▶ WORKING DATA
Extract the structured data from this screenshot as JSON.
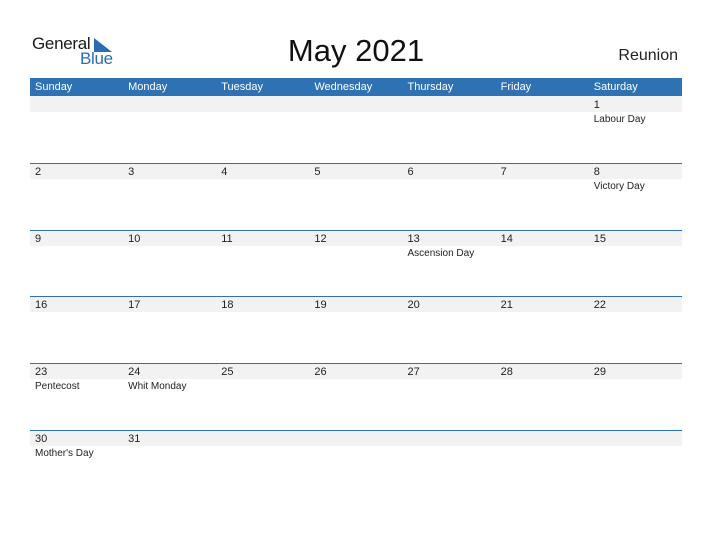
{
  "logo": {
    "word1": "General",
    "word2": "Blue"
  },
  "title": "May 2021",
  "region": "Reunion",
  "colors": {
    "accent": "#2f72b3",
    "strip": "#f2f2f2"
  },
  "weekdays": [
    "Sunday",
    "Monday",
    "Tuesday",
    "Wednesday",
    "Thursday",
    "Friday",
    "Saturday"
  ],
  "weeks": [
    [
      {
        "d": "",
        "h": ""
      },
      {
        "d": "",
        "h": ""
      },
      {
        "d": "",
        "h": ""
      },
      {
        "d": "",
        "h": ""
      },
      {
        "d": "",
        "h": ""
      },
      {
        "d": "",
        "h": ""
      },
      {
        "d": "1",
        "h": "Labour Day"
      }
    ],
    [
      {
        "d": "2",
        "h": ""
      },
      {
        "d": "3",
        "h": ""
      },
      {
        "d": "4",
        "h": ""
      },
      {
        "d": "5",
        "h": ""
      },
      {
        "d": "6",
        "h": ""
      },
      {
        "d": "7",
        "h": ""
      },
      {
        "d": "8",
        "h": "Victory Day"
      }
    ],
    [
      {
        "d": "9",
        "h": ""
      },
      {
        "d": "10",
        "h": ""
      },
      {
        "d": "11",
        "h": ""
      },
      {
        "d": "12",
        "h": ""
      },
      {
        "d": "13",
        "h": "Ascension Day"
      },
      {
        "d": "14",
        "h": ""
      },
      {
        "d": "15",
        "h": ""
      }
    ],
    [
      {
        "d": "16",
        "h": ""
      },
      {
        "d": "17",
        "h": ""
      },
      {
        "d": "18",
        "h": ""
      },
      {
        "d": "19",
        "h": ""
      },
      {
        "d": "20",
        "h": ""
      },
      {
        "d": "21",
        "h": ""
      },
      {
        "d": "22",
        "h": ""
      }
    ],
    [
      {
        "d": "23",
        "h": "Pentecost"
      },
      {
        "d": "24",
        "h": "Whit Monday"
      },
      {
        "d": "25",
        "h": ""
      },
      {
        "d": "26",
        "h": ""
      },
      {
        "d": "27",
        "h": ""
      },
      {
        "d": "28",
        "h": ""
      },
      {
        "d": "29",
        "h": ""
      }
    ],
    [
      {
        "d": "30",
        "h": "Mother's Day"
      },
      {
        "d": "31",
        "h": ""
      },
      {
        "d": "",
        "h": ""
      },
      {
        "d": "",
        "h": ""
      },
      {
        "d": "",
        "h": ""
      },
      {
        "d": "",
        "h": ""
      },
      {
        "d": "",
        "h": ""
      }
    ]
  ]
}
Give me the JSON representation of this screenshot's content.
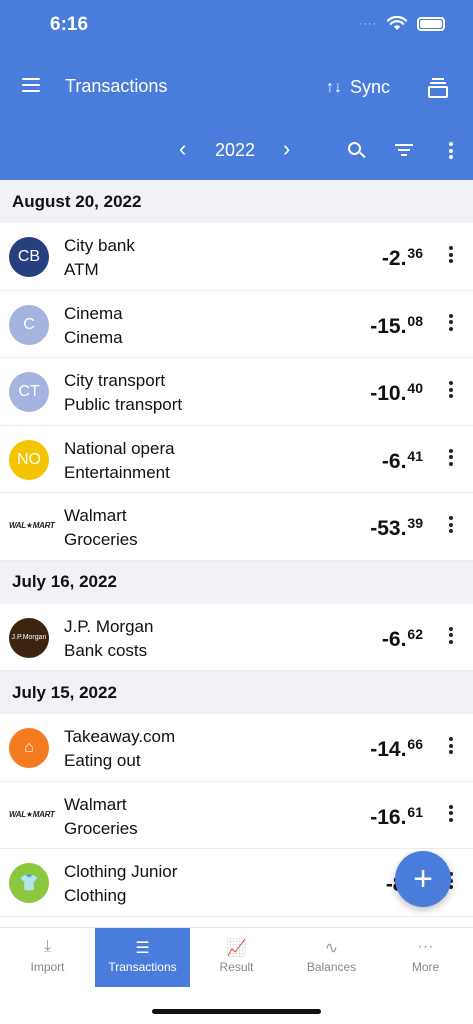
{
  "status": {
    "time": "6:16",
    "signal": "····"
  },
  "header": {
    "title": "Transactions",
    "sync_label": "Sync",
    "sync_icon": "↑↓",
    "year": "2022",
    "prev": "‹",
    "next": "›"
  },
  "colors": {
    "accent": "#4a7ddb"
  },
  "groups": [
    {
      "date": "August 20, 2022",
      "rows": [
        {
          "payee": "City bank",
          "category": "ATM",
          "amount_int": "-2.",
          "amount_dec": "36",
          "avatar": "CB",
          "avatar_color": "#263f7e"
        },
        {
          "payee": "Cinema",
          "category": "Cinema",
          "amount_int": "-15.",
          "amount_dec": "08",
          "avatar": "C",
          "avatar_color": "#a5b4de"
        },
        {
          "payee": "City transport",
          "category": "Public transport",
          "amount_int": "-10.",
          "amount_dec": "40",
          "avatar": "CT",
          "avatar_color": "#a5b4de"
        },
        {
          "payee": "National opera",
          "category": "Entertainment",
          "amount_int": "-6.",
          "amount_dec": "41",
          "avatar": "NO",
          "avatar_color": "#f5c400"
        },
        {
          "payee": "Walmart",
          "category": "Groceries",
          "amount_int": "-53.",
          "amount_dec": "39",
          "logo": "WAL★MART"
        }
      ]
    },
    {
      "date": "July 16, 2022",
      "rows": [
        {
          "payee": "J.P. Morgan",
          "category": "Bank costs",
          "amount_int": "-6.",
          "amount_dec": "62",
          "avatar": "J.P.Morgan",
          "avatar_color": "#3b2511"
        }
      ]
    },
    {
      "date": "July 15, 2022",
      "rows": [
        {
          "payee": "Takeaway.com",
          "category": "Eating out",
          "amount_int": "-14.",
          "amount_dec": "66",
          "avatar": "⌂",
          "avatar_color": "#f47b20"
        },
        {
          "payee": "Walmart",
          "category": "Groceries",
          "amount_int": "-16.",
          "amount_dec": "61",
          "logo": "WAL★MART"
        },
        {
          "payee": "Clothing Junior",
          "category": "Clothing",
          "amount_int": "-86.",
          "amount_dec": "",
          "avatar": "👕",
          "avatar_color": "#8dc63f"
        }
      ]
    }
  ],
  "fab": {
    "label": "+"
  },
  "tabs": [
    {
      "label": "Import",
      "icon": "⤓"
    },
    {
      "label": "Transactions",
      "icon": "☰"
    },
    {
      "label": "Result",
      "icon": "📈"
    },
    {
      "label": "Balances",
      "icon": "∿"
    },
    {
      "label": "More",
      "icon": "···"
    }
  ]
}
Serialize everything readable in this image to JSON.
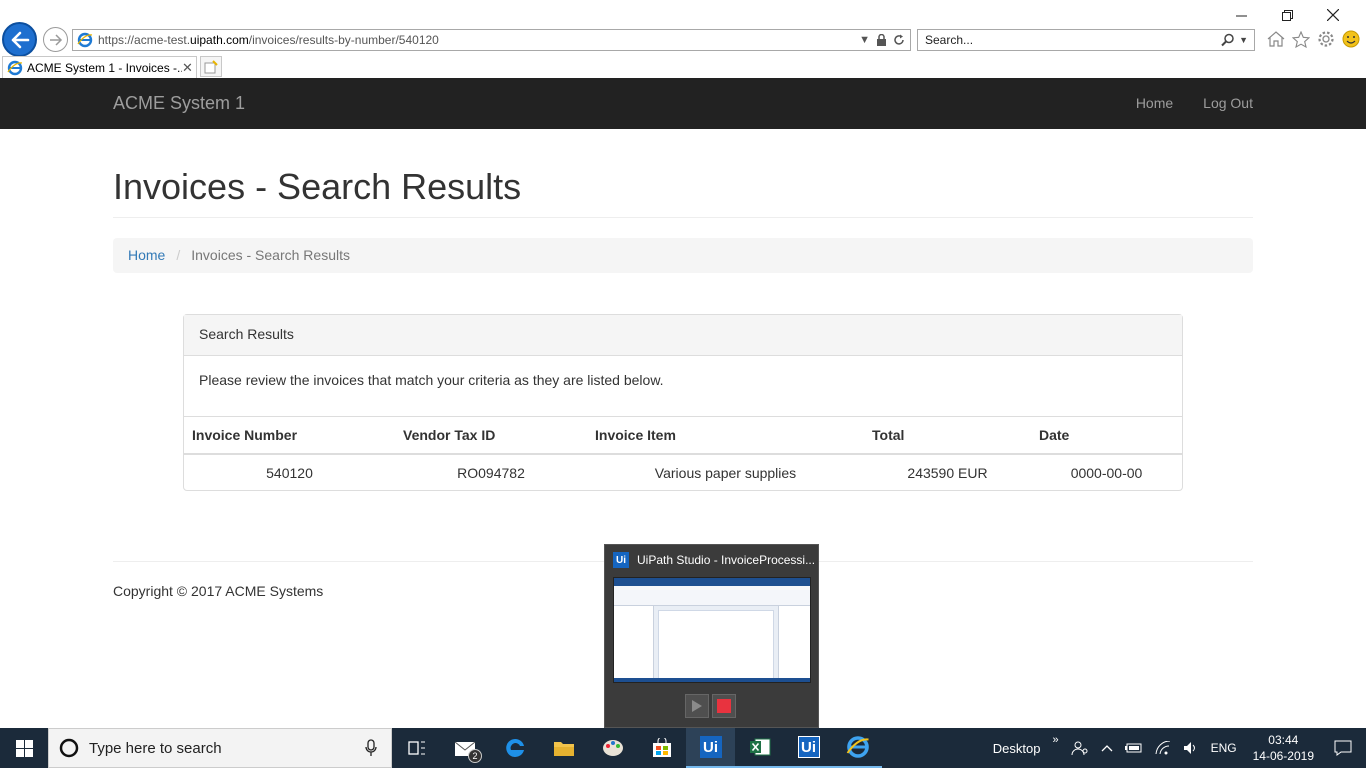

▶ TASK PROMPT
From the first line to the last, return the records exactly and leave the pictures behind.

▶ REPLY
Extract the structured data from this screenshot as JSON.
{
  "logo": {
    "word1": "General",
    "word2": "Blue"
  },
  "title": "May 2021",
  "region": "Reunion",
  "colors": {
    "accent": "#2f72b3",
    "strip": "#f2f2f2"
  },
  "weekdays": [
    "Sunday",
    "Monday",
    "Tuesday",
    "Wednesday",
    "Thursday",
    "Friday",
    "Saturday"
  ],
  "weeks": [
    [
      {
        "d": "",
        "h": ""
      },
      {
        "d": "",
        "h": ""
      },
      {
        "d": "",
        "h": ""
      },
      {
        "d": "",
        "h": ""
      },
      {
        "d": "",
        "h": ""
      },
      {
        "d": "",
        "h": ""
      },
      {
        "d": "1",
        "h": "Labour Day"
      }
    ],
    [
      {
        "d": "2",
        "h": ""
      },
      {
        "d": "3",
        "h": ""
      },
      {
        "d": "4",
        "h": ""
      },
      {
        "d": "5",
        "h": ""
      },
      {
        "d": "6",
        "h": ""
      },
      {
        "d": "7",
        "h": ""
      },
      {
        "d": "8",
        "h": "Victory Day"
      }
    ],
    [
      {
        "d": "9",
        "h": ""
      },
      {
        "d": "10",
        "h": ""
      },
      {
        "d": "11",
        "h": ""
      },
      {
        "d": "12",
        "h": ""
      },
      {
        "d": "13",
        "h": "Ascension Day"
      },
      {
        "d": "14",
        "h": ""
      },
      {
        "d": "15",
        "h": ""
      }
    ],
    [
      {
        "d": "16",
        "h": ""
      },
      {
        "d": "17",
        "h": ""
      },
      {
        "d": "18",
        "h": ""
      },
      {
        "d": "19",
        "h": ""
      },
      {
        "d": "20",
        "h": ""
      },
      {
        "d": "21",
        "h": ""
      },
      {
        "d": "22",
        "h": ""
      }
    ],
    [
      {
        "d": "23",
        "h": "Pentecost"
      },
      {
        "d": "24",
        "h": "Whit Monday"
      },
      {
        "d": "25",
        "h": ""
      },
      {
        "d": "26",
        "h": ""
      },
      {
        "d": "27",
        "h": ""
      },
      {
        "d": "28",
        "h": ""
      },
      {
        "d": "29",
        "h": ""
      }
    ],
    [
      {
        "d": "30",
        "h": "Mother's Day"
      },
      {
        "d": "31",
        "h": ""
      },
      {
        "d": "",
        "h": ""
      },
      {
        "d": "",
        "h": ""
      },
      {
        "d": "",
        "h": ""
      },
      {
        "d": "",
        "h": ""
      },
      {
        "d": "",
        "h": ""
      }
    ]
  ]
}
Give me the JSON representation of this screenshot's content.
{
  "status": {
    "time": "6:16",
    "signal": "····"
  },
  "header": {
    "title": "Transactions",
    "sync_label": "Sync",
    "sync_icon": "↑↓",
    "year": "2022",
    "prev": "‹",
    "next": "›"
  },
  "colors": {
    "accent": "#4a7ddb"
  },
  "groups": [
    {
      "date": "August 20, 2022",
      "rows": [
        {
          "payee": "City bank",
          "category": "ATM",
          "amount_int": "-2.",
          "amount_dec": "36",
          "avatar": "CB",
          "avatar_color": "#263f7e"
        },
        {
          "payee": "Cinema",
          "category": "Cinema",
          "amount_int": "-15.",
          "amount_dec": "08",
          "avatar": "C",
          "avatar_color": "#a5b4de"
        },
        {
          "payee": "City transport",
          "category": "Public transport",
          "amount_int": "-10.",
          "amount_dec": "40",
          "avatar": "CT",
          "avatar_color": "#a5b4de"
        },
        {
          "payee": "National opera",
          "category": "Entertainment",
          "amount_int": "-6.",
          "amount_dec": "41",
          "avatar": "NO",
          "avatar_color": "#f5c400"
        },
        {
          "payee": "Walmart",
          "category": "Groceries",
          "amount_int": "-53.",
          "amount_dec": "39",
          "logo": "WAL★MART"
        }
      ]
    },
    {
      "date": "July 16, 2022",
      "rows": [
        {
          "payee": "J.P. Morgan",
          "category": "Bank costs",
          "amount_int": "-6.",
          "amount_dec": "62",
          "avatar": "J.P.Morgan",
          "avatar_color": "#3b2511"
        }
      ]
    },
    {
      "date": "July 15, 2022",
      "rows": [
        {
          "payee": "Takeaway.com",
          "category": "Eating out",
          "amount_int": "-14.",
          "amount_dec": "66",
          "avatar": "⌂",
          "avatar_color": "#f47b20"
        },
        {
          "payee": "Walmart",
          "category": "Groceries",
          "amount_int": "-16.",
          "amount_dec": "61",
          "logo": "WAL★MART"
        },
        {
          "payee": "Clothing Junior",
          "category": "Clothing",
          "amount_int": "-86.",
          "amount_dec": "",
          "avatar": "👕",
          "avatar_color": "#8dc63f"
        }
      ]
    }
  ],
  "fab": {
    "label": "+"
  },
  "tabs": [
    {
      "label": "Import",
      "icon": "⤓"
    },
    {
      "label": "Transactions",
      "icon": "☰"
    },
    {
      "label": "Result",
      "icon": "📈"
    },
    {
      "label": "Balances",
      "icon": "∿"
    },
    {
      "label": "More",
      "icon": "···"
    }
  ]
}
Serialize everything readable in this image to JSON.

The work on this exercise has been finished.